Chevy Bolt EUV: Good-looking newcomer

Chevrolet recently introduced aggressive price cuts across its EV range — including the 2023 Bolt EUV. The base LT trim starts at $28,795 (before tax incentives), about $6,300 less than before. It has a 200-horsepower front-mounted electric motor, and a 65 kWh battery that promises 247 miles of range on a single full charge. 

In addition, the Bolt EUV LT comes loaded with 17-inch wheels, LED headlights, and heated mirrors. The interior includes ambient interior lighting, automatic climate control, 10.2-inch infotainment system with wireless Apple CarPlay and Android Auto, and a six-speaker audio system, among other features.
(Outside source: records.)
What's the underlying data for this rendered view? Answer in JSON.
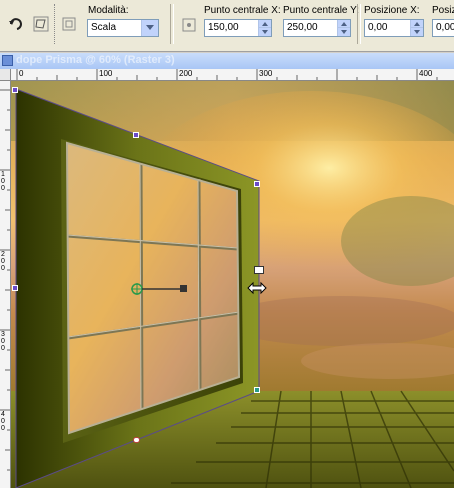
{
  "toolbar": {
    "mode_label": "Modalità:",
    "mode_value": "Scala",
    "center_x_label": "Punto centrale X:",
    "center_x_value": "150,00",
    "center_y_label": "Punto centrale Y:",
    "center_y_value": "250,00",
    "pos_x_label": "Posizione X:",
    "pos_x_value": "0,00",
    "pos_y_label": "Posizio",
    "pos_y_value": "0,00"
  },
  "document": {
    "title": "dope Prisma @ 60% (Raster 3)"
  },
  "ruler": {
    "top_labels": [
      "0",
      "100",
      "200",
      "300",
      "400"
    ],
    "left_labels": [
      "1\n0\n0",
      "2\n0\n0",
      "3\n0\n0",
      "4\n0\n0"
    ]
  },
  "colors": {
    "toolbar_bg": "#ece9d8",
    "frame_green": "#6f7a1a",
    "handle_purple": "#6a4bc8",
    "sky_orange": "#e9a94a"
  }
}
On the other hand, the Bolt EUV Premier shares the same powertrain and battery as the base LT trim. It starts at $33,295, but has more luxury features like cowhide upholstery, heated and ventilated front seats, rain-sensing wipers, and chrome exterior trim.

All Chevy Bolt EUVs have a dual-level charging cord that supports 120V Level-1 and 240V Level-2 recharging. However, the system only supports up to 55 kW of DC fast charging, a slight penalty in exchange for more driving range on a full charge.

Advanced safety features and practicality

The Nissan Leaf is a paragon of safety despite its relatively low base price. The advanced driver assistance features include automatic emergency braking, automatic rear braking, lane departure warning, lane keeping assist, blind-spot monitoring, and blind-spot intervention system. Moreover, the Leaf SV Plus gets a surround-view camera, adaptive cruise control, driver attention warning, and Nissan's ProPilot Assist semi-automated driving system.

On the other side of the fence, the Bolt EUV is not to be outdone by its standard Chevy Assist System. This advanced driving assistance package includes forward collision mitigation, lane departure mitigation, and automatic headlights. Furthermore, the top-of-the-line Bolt EUV Premier has parking sensors, blind-spot warning, adaptive cruise control, and rear cross-traffic warning. GM's Super Cruise hands-free driving system is also available in the Bolt EUV Premier trim.

2023 Nissan Leaf driving side view
Nissan

According to Nissan, the Leaf seats up to five, while offering 23.6 cubic feet of cargo space behind the split-folding rear seats. If you fold the rear seats, you get up to 30 cubic feet of room to carry more oversized items.

Meanwhile, the Chevy Bolt EUV has a longer wheelbase than the regular Bolt EV, which translates to more rear legroom for its five-seat cabin. It offers 16.3 cubic feet of storage room with upright rear seats, but grows to 56.9 cubic feet when folded down.

Nissan Leaf vs. Chevy Bolt EUV: The verdict

Chevrolet Bolt EUV highway driving
Chevrolet

It's hard to go wrong with the Nissan Leaf and Chevy Bolt EUV. Both EVs start below $30K and are brimming with advanced features and driving assistance technology. Moreover, buyers could pay less depending on local incentives after factoring in the available tax credits from the updated U.S. Inflation Reduction Act.

For the money, we'd choose the Chevy Bolt EUV for its mix of style, adequate performance, and higher driving range — not to mention it starts at a lower base price than the Nissan Leaf.


About Joyk


Aggregate valuable and interesting links.
Joyk means Joy of geeK